Where does the string "extract" appear? Copy every line of the entries below that holds it.

**RECORD EXCERPTS**
____________

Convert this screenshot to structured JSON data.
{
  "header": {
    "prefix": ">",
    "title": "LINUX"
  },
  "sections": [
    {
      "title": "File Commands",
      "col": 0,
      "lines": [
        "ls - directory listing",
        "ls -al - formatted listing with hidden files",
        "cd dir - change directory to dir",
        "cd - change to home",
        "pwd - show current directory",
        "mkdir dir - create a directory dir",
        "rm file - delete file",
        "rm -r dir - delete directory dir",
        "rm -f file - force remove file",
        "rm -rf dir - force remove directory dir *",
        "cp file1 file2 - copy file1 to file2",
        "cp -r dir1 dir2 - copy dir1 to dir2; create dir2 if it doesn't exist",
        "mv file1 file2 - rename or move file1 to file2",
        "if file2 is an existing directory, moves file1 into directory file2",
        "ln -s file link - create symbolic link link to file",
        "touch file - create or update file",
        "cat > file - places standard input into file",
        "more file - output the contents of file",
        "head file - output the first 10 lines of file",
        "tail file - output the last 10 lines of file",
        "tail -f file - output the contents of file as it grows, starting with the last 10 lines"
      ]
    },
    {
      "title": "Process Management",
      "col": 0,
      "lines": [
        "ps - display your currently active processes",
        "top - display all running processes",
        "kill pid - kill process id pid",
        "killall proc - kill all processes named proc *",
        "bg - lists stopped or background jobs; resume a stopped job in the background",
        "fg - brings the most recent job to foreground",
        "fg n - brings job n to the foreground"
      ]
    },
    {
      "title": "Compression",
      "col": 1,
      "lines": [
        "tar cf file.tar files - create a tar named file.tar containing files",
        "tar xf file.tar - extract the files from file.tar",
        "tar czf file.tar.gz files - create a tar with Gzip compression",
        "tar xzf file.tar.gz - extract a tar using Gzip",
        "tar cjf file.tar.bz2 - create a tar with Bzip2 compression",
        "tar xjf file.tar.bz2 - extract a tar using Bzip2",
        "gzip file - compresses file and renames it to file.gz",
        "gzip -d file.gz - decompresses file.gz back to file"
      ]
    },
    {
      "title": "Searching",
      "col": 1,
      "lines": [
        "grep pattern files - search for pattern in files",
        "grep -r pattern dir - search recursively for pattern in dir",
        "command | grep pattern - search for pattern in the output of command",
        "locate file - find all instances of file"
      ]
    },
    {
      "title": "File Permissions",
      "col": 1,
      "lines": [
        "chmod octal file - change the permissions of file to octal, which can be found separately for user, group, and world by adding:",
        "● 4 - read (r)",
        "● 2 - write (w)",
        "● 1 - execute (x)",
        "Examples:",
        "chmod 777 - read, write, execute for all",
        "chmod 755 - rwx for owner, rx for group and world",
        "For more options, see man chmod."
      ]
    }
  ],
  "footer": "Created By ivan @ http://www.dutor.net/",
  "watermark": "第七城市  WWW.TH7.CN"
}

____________

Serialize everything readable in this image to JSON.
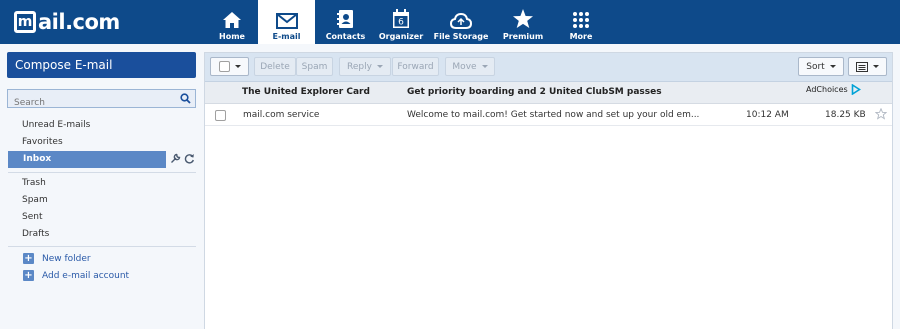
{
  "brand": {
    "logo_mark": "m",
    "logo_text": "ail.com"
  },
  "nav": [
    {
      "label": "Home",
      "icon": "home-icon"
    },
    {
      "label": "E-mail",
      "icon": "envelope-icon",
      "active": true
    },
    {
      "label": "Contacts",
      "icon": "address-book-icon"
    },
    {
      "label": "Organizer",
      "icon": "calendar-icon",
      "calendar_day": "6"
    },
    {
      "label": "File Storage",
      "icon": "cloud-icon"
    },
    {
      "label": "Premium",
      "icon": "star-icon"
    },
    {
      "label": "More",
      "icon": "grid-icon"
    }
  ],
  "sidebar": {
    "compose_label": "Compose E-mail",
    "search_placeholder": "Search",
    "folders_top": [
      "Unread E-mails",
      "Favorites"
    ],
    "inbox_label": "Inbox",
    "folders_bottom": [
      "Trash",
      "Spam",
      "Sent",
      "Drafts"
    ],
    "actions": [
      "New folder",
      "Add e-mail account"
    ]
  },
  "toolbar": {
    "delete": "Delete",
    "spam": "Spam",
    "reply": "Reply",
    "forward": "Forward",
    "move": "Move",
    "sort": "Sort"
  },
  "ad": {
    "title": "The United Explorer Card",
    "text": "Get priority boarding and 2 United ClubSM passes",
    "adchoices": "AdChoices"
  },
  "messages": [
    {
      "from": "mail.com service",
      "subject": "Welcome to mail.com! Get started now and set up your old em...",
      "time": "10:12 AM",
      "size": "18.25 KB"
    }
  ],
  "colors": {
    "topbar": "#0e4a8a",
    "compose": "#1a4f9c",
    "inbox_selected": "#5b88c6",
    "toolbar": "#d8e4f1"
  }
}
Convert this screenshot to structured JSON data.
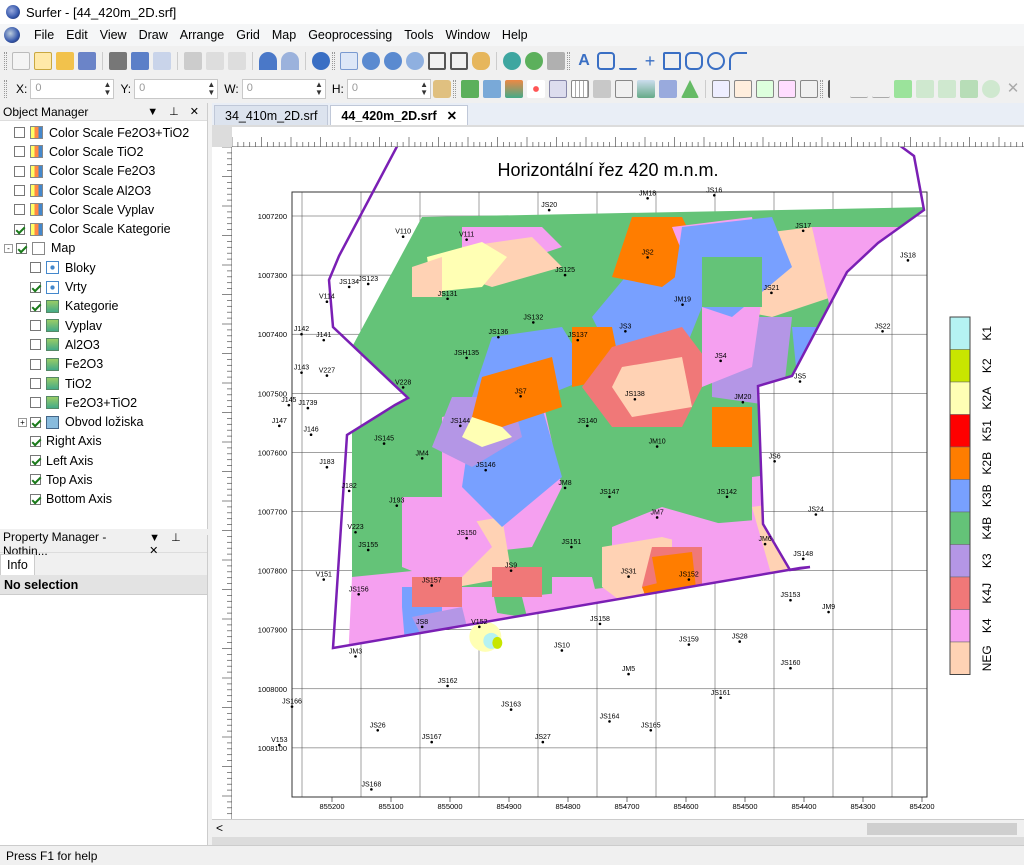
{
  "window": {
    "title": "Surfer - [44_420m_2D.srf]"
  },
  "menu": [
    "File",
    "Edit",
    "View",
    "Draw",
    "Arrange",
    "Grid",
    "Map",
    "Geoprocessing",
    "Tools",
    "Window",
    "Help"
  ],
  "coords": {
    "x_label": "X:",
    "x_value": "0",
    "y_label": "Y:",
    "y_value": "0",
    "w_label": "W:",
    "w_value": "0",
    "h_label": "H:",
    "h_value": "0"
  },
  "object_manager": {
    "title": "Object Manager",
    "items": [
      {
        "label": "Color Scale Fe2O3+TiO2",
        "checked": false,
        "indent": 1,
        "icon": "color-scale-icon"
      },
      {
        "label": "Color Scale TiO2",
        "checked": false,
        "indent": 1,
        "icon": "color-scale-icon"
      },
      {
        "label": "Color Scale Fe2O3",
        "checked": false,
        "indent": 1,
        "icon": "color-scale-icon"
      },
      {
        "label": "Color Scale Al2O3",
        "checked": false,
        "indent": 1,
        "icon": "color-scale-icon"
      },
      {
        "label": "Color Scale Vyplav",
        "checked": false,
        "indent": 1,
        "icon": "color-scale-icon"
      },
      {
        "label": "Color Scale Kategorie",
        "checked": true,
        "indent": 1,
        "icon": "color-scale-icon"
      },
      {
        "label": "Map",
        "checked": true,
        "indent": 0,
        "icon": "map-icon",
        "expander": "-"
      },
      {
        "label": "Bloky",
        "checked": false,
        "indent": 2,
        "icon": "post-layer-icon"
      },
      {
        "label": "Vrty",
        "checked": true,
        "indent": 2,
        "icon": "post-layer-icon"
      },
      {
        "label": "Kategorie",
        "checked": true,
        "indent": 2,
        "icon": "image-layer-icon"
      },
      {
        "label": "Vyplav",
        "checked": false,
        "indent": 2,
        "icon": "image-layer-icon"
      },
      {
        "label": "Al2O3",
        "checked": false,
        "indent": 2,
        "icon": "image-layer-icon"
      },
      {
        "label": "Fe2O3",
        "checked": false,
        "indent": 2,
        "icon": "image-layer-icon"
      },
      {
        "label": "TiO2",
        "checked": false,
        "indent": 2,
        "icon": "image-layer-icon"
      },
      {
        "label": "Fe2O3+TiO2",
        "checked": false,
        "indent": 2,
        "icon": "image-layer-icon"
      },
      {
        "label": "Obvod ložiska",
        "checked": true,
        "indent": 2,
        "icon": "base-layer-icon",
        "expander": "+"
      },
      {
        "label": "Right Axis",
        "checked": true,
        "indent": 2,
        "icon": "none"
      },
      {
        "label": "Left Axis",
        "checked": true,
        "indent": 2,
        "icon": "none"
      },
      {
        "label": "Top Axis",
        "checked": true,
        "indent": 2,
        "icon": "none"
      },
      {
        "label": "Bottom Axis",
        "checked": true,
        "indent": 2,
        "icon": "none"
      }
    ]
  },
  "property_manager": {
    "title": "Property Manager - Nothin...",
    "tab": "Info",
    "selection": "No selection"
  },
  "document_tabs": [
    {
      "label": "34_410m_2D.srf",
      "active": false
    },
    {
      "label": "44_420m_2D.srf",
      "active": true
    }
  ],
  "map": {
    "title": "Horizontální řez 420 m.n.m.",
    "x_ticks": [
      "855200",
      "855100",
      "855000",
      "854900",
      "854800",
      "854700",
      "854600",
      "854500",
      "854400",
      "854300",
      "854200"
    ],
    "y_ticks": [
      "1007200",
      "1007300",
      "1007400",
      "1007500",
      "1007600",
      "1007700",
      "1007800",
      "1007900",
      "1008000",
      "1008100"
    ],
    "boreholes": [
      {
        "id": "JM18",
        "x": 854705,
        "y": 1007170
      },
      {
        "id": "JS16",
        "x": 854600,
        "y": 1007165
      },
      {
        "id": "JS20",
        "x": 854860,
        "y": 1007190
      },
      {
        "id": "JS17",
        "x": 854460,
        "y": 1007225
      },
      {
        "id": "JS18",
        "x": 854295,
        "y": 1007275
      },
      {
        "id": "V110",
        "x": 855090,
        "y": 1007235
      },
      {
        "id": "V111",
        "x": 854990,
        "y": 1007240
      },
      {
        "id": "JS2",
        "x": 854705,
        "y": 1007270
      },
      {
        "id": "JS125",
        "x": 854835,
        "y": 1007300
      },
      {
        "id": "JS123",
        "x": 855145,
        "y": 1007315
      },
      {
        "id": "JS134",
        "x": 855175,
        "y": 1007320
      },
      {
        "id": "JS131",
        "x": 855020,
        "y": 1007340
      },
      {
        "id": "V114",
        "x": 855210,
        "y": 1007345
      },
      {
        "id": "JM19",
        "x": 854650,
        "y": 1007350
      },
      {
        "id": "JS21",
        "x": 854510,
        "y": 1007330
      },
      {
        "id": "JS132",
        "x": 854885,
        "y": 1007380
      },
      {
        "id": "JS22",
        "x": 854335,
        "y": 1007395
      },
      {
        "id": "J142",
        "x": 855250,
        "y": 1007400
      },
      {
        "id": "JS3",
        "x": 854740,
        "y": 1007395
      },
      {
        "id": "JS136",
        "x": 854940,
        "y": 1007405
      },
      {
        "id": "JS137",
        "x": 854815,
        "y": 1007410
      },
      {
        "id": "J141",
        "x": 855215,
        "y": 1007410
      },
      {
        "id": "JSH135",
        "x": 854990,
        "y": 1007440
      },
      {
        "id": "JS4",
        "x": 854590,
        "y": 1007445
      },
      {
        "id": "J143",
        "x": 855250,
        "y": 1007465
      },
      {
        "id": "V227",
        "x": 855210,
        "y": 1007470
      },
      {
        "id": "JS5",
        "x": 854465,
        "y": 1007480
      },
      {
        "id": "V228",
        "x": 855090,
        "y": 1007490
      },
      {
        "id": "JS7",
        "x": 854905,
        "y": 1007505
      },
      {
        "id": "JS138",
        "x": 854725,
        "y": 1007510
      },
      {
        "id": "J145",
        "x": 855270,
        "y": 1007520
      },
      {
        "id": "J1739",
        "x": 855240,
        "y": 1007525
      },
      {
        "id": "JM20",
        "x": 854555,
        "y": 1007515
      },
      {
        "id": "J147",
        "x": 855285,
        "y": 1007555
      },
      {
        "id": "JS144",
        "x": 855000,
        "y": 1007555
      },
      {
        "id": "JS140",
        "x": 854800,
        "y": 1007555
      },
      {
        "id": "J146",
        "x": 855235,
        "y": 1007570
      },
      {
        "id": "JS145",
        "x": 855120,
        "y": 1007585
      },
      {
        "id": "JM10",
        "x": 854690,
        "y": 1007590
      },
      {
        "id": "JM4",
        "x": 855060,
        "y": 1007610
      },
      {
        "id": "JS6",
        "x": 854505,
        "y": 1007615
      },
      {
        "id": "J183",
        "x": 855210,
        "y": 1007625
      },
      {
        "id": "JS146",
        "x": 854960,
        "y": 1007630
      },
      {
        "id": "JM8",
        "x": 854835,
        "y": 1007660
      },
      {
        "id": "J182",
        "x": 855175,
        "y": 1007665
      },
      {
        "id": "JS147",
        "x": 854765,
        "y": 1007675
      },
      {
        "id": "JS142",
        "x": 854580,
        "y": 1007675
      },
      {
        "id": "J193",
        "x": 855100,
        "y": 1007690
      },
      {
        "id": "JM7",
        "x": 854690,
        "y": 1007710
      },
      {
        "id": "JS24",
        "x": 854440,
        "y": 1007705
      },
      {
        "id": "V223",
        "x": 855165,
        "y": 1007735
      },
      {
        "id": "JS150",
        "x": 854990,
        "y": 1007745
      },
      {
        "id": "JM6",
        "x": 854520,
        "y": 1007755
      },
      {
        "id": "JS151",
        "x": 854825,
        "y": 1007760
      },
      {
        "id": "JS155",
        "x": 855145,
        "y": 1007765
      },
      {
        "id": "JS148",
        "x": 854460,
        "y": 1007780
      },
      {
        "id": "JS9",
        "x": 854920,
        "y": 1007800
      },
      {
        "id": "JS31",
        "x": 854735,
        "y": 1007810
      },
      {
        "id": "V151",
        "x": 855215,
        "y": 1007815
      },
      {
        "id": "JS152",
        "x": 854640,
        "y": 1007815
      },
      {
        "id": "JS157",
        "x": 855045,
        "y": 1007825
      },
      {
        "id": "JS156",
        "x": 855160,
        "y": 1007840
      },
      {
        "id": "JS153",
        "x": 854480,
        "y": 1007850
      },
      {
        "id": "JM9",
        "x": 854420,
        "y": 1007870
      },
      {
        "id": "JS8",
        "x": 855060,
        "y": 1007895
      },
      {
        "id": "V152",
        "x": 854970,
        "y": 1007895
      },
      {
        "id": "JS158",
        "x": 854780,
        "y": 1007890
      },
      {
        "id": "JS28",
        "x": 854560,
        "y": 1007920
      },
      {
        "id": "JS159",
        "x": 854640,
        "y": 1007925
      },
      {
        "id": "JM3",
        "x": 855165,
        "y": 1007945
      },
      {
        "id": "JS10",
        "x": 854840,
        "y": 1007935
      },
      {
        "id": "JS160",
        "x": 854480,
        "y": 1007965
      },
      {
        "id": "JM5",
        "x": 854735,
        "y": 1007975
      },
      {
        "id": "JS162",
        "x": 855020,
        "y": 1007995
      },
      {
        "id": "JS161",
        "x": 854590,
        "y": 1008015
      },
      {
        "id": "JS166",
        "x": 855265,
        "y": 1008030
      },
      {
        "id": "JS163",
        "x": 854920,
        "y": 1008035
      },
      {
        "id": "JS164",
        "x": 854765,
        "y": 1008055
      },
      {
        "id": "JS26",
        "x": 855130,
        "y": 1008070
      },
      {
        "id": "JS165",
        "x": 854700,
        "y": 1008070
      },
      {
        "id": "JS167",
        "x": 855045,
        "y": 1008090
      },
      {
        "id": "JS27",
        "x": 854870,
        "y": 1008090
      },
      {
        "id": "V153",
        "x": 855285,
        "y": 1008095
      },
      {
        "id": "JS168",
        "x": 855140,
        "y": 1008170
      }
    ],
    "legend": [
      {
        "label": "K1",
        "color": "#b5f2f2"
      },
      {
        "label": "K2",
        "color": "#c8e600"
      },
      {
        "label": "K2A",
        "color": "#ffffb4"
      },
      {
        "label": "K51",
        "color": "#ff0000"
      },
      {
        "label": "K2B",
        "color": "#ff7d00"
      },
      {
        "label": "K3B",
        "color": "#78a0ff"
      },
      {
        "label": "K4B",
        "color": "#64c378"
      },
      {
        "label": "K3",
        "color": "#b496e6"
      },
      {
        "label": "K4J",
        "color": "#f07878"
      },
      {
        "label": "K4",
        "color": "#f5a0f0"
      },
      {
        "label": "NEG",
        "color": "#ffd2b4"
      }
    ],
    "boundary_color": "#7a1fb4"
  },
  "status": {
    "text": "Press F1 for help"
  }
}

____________

**RESPONSE TO THE EXERCISE**
        "tar xf file.tar - extract the files from file.tar",
        "tar xzf file.tar.gz - extract a tar using Gzip",
        "tar xjf file.tar.bz2 - extract a tar using Bzip2",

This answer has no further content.